In October of that year, my brother was a captain in the Army Air Force assigned to fly the Hump from India to China, and earned a well deserved furlough home. Schools were very lenient in allowing time off for me to travel to my family home. I was an inexperienced traveler, but I caught the bus into St. Louis and took a train to Burlington, Iowa where my family met me. Travel space during wartime was limited; the purchase of a ticket did not guarantee a seat. I boarded the crowded train and stood until dining service was concluded and I was able to be seated in the dining car. October of 1944 was the year both teams of the World Series were from St. Louis. The dining car was filled with sports fans travelling from the World Series and some of them had been imbibing pretty liberally. I was naïve and aghast at the behavior. Some men across the aisle from me were drinking beer with raw egg. When the conductor passed through the car, he inadvertently left his pocket punch lying on the table. One of the men picked it up and started punching holes in his beautiful silk neck tie. He seemed amused at the time and it left me wondering what he thought the next morning when he saw the large six-sided stars punched in his expensive tie.
In April of that year we celebrated Victory in Europe. My fiancé traveled home for a thirty-day furlough. We were married on July 22, and in August Japan surrendered after the atom bomb was dropped. Though the war was over, my husband was still in the army and I returned to St. Elmo to teach a second year. By that time I regarded myself as an experienced teacher.

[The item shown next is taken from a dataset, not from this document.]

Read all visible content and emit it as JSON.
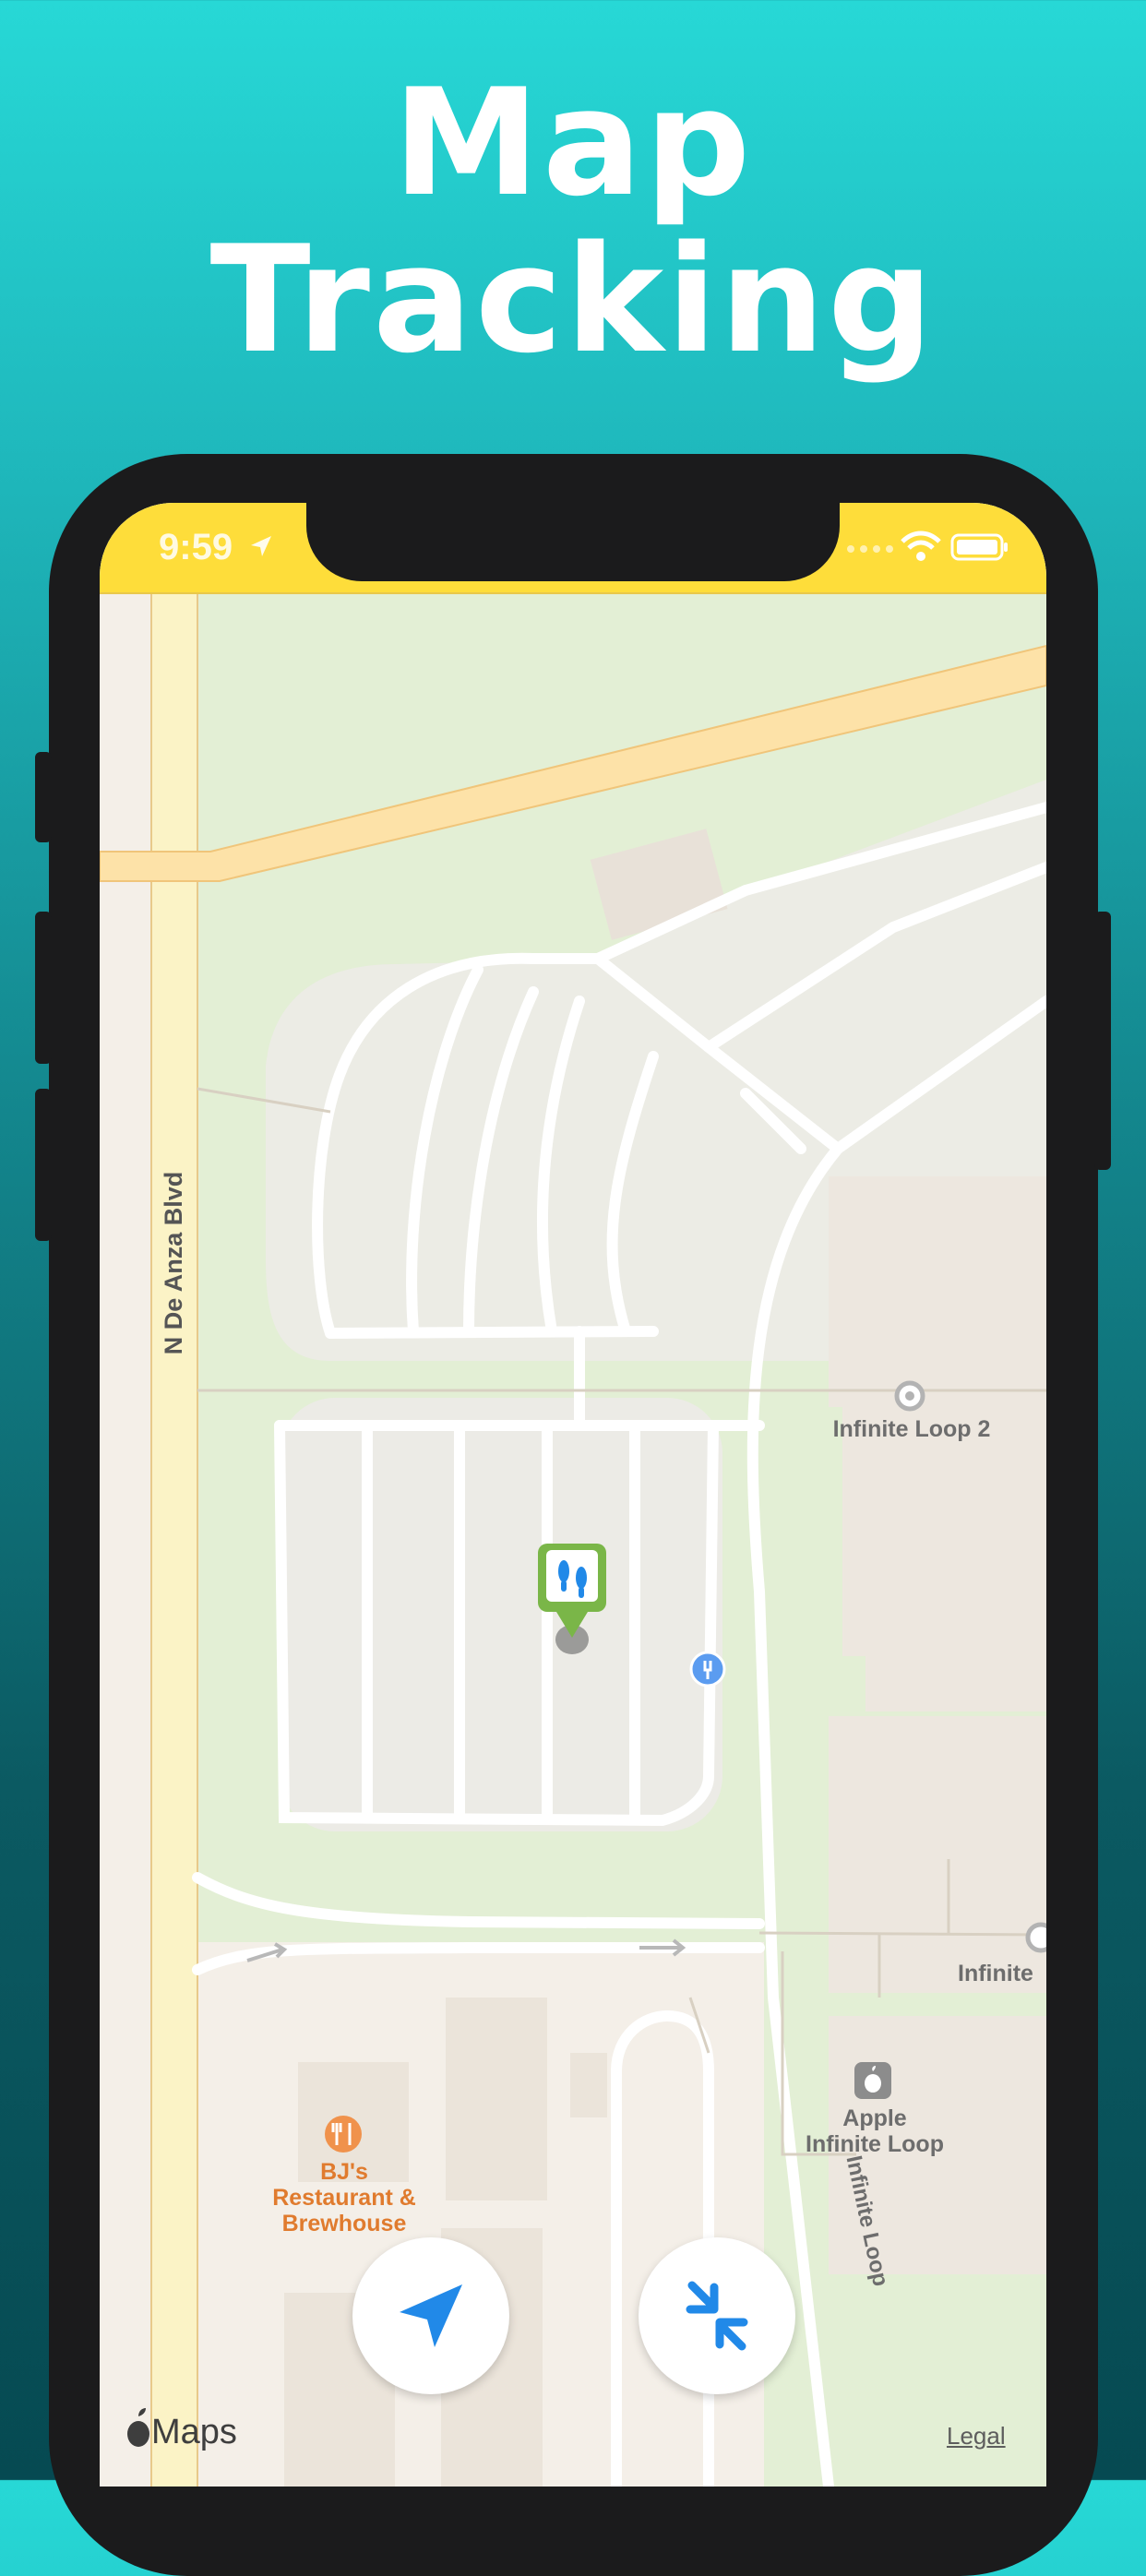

Martha Simons currently resides in Colorado Springs, living in a large retirement community in the assisted living facility. From all of us at The Mirror and the Lamp, we would like to thank Martha for sharing her story with us. We hope she enjoys this next edition of our newsletter as much as the first.